SP’s: Are there plans to acquire more such aircraft from HAL to further enhance the IAF’s combat capabilities?

VCAS: If there is delay in other projects there might be a requirement to procure additional aircraft as a follow-up of the orders that have been already placed because we cannot afford to come down below a minimum level of operational capability. The government has always been supportive in this regard. We may order around 50 more aircraft over the next three years beyond 2015.

SP’s: ‘Jointness’ continues to be a major area of concern for the three services. What measures are being adopted to take it to the next level? Is there a case for establishing a fully functional 24x7 ‘Joint Operations Room’?

VCAS: I would not agree with your first statement as jointness has always been there. Earlier, we didn’t have structured jointness, but we always came together when the need arose and every war so far has been fought jointly. A conflict in the future is likely to be short and swift. In our context, we would not like to cross the nuclear threshold. Consequently, we have to jointly formulate a plan which we are doing. I have been fortunate to head two Air Force Commands. My affiliation was with four army commands—Western, Northern, Southern and South-Western—and our jointness was very good. We are doing everything together, including working out joint practices, training, concepts of operations, targeting and so on. Regarding Joint Operations Room, we have created one at the national level where not only we but the political leadership and senior bureaucracy will be present so that whatever decision is taken will be disseminated to all. This arrangement is best for resource management and best for concentration of power. The national command post is very much functional.

SP’s: During your tenure as the Air Officer Commandingin-Chief, Western Air Command (WAC), IAF, you had successfully achieved zero accident rate. What specific steps are you contemplating to improve flight safety in the IAF as a whole?

VCAS: First and foremost, I must have been lucky, because since Independence this is the first time that a year has passed without an accident. But luck alone cannot make one achieve this.
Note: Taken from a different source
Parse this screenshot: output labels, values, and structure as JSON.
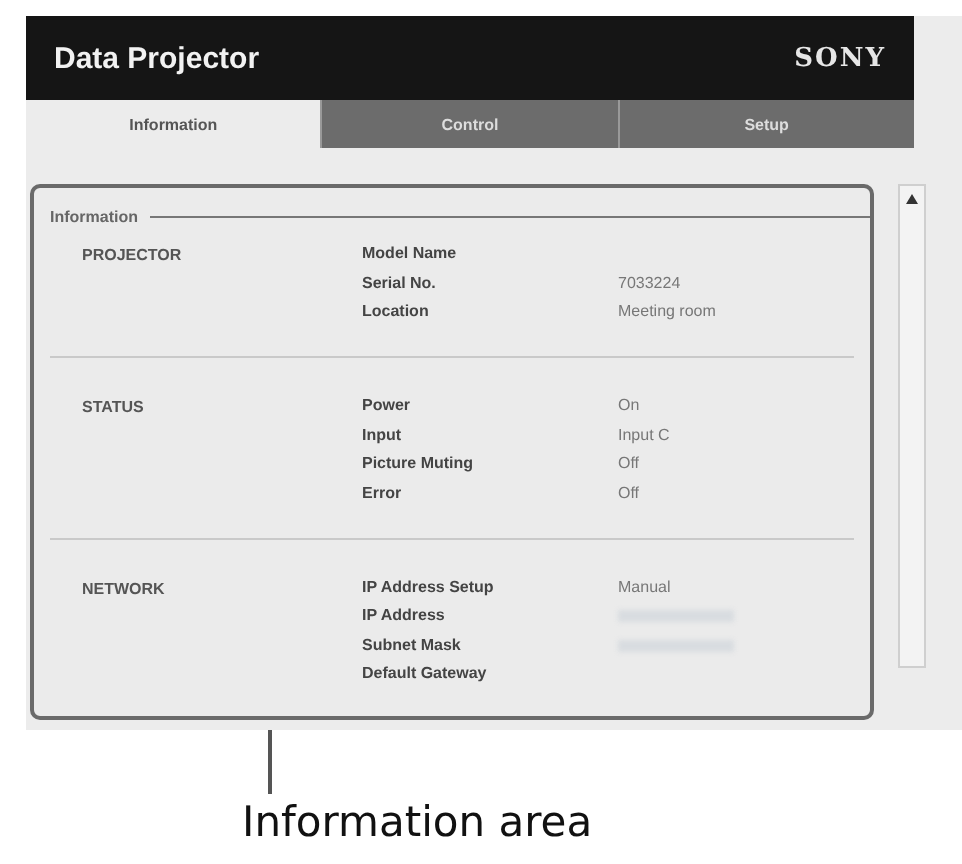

It was due to the involvement of each and every one of us, right from the lowest rank to the C-in-C (Commander-in-Chief) who did his/her job in a professional manner. Human error related accidents, which form a major chunk in our air force, is one area in which we can achieve zero accident rate by enhancing awareness and sense of responsibility. Short cut in military aviation is far too risky. We have to create an environment wherein each and every individual concentrates on the job that he is doing rather than his mind being diverted to other issues which are not directly connected to his work. One performs better in a stable environment. Of course, talking to each other is very important and listening to anyone who has something to say leads to better efficiency. I think we achieved this in WAC to a very large extent. We are fortunate that we did not have any accident either due to human error or technical reasons. Hopefully, the message is going down as this is an ongoing process which will help bring down the accident rate of the IAF as a whole.